Our exploratory pilot study on the current practices and ways forward in the field of music education in Uganda took place from September 2017 to March 2018. During this time, we collected a vast sample of data from education professionals in Uganda, and conducted a thorough literature review on music education in the country. The exploratory approach enabled us to remain open-minded and with explored the issue with curiosity.

The main findings highlighted the evident discrepancy between the very musical culture across Uganda and the lack of and poor standard of music education found in schools. One would think that a country with such rich musical traditions would place emphasis on ensuring that the younger generations are educated in the field; however, what we discovered is that locals want to learn practical musical skills, yet schools fail to deliver music to a high enough standard. Further findings were a lack of national monitoring and assessment in music, as well as teachers feeling poorly qualified to teach the subject.

Moreover, a significant finding was that there is a need for professional musicians across the country, as live musical performances take place daily in all sorts of cultural functions ranging from school ceremonies to funeral. The fact that the younger generation are not learning practical musical skills in school is resulting in there being a growing void of professional musicians. At the same time, unemployment and poverty amongst the youth are increasing. This indicates that the young could be trained in practical musical skills in order to assist them in finding employment as musicians and avoiding falling into poverty.

We are currently seeking further funding for building a larger-scale project on the basis of the findings. The intention of the bigger project would be to trial training teachers in music and piloting a new improved music education curriculum. As part of the project, awareness of workshops on choosing music s a career would also be piloted.

For a full report on the findings from the first study, please see:

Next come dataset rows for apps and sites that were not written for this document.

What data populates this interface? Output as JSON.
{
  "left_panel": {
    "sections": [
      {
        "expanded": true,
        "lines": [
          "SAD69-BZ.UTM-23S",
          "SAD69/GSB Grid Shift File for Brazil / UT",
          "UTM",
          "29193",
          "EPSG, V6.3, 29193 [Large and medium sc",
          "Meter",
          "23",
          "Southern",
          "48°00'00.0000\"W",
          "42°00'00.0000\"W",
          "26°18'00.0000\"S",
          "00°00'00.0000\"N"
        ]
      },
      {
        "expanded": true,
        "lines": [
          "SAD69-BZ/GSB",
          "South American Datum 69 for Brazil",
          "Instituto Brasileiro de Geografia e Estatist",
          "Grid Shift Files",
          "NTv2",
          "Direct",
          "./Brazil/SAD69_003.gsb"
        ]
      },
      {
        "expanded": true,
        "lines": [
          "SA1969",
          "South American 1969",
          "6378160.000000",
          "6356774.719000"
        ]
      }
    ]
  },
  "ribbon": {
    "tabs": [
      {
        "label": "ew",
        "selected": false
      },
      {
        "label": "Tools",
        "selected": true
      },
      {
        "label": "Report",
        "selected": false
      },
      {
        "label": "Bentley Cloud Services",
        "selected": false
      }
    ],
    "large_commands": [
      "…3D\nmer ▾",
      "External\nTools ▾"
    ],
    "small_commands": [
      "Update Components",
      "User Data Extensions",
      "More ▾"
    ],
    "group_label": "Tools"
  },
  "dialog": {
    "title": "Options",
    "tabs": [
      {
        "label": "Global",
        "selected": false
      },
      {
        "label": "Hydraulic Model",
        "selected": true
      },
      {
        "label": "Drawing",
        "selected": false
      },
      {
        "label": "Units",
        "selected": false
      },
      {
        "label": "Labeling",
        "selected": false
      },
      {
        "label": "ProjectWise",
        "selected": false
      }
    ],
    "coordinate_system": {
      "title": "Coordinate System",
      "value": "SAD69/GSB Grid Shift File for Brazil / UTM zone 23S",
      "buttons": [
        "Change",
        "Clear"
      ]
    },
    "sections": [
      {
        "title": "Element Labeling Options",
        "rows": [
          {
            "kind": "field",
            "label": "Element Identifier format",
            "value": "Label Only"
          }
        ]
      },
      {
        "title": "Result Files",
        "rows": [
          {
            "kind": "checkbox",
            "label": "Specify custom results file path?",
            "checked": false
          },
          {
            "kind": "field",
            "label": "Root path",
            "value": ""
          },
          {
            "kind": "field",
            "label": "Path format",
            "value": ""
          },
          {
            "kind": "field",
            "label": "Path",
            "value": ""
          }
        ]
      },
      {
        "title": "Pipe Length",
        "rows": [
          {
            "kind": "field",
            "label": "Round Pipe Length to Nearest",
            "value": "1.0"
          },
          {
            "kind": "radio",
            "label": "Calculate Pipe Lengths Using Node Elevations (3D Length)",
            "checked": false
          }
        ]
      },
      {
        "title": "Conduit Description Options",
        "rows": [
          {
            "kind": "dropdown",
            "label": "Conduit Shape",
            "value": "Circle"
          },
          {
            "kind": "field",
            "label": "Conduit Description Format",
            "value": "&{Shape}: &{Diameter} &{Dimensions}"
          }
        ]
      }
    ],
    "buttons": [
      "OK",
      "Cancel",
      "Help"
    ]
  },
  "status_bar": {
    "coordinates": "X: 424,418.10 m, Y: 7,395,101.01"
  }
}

file:///C:/Users/Hp/AppData/Local/Temp/Temp1_Post-doc%20Report.zip/PostdocReport.html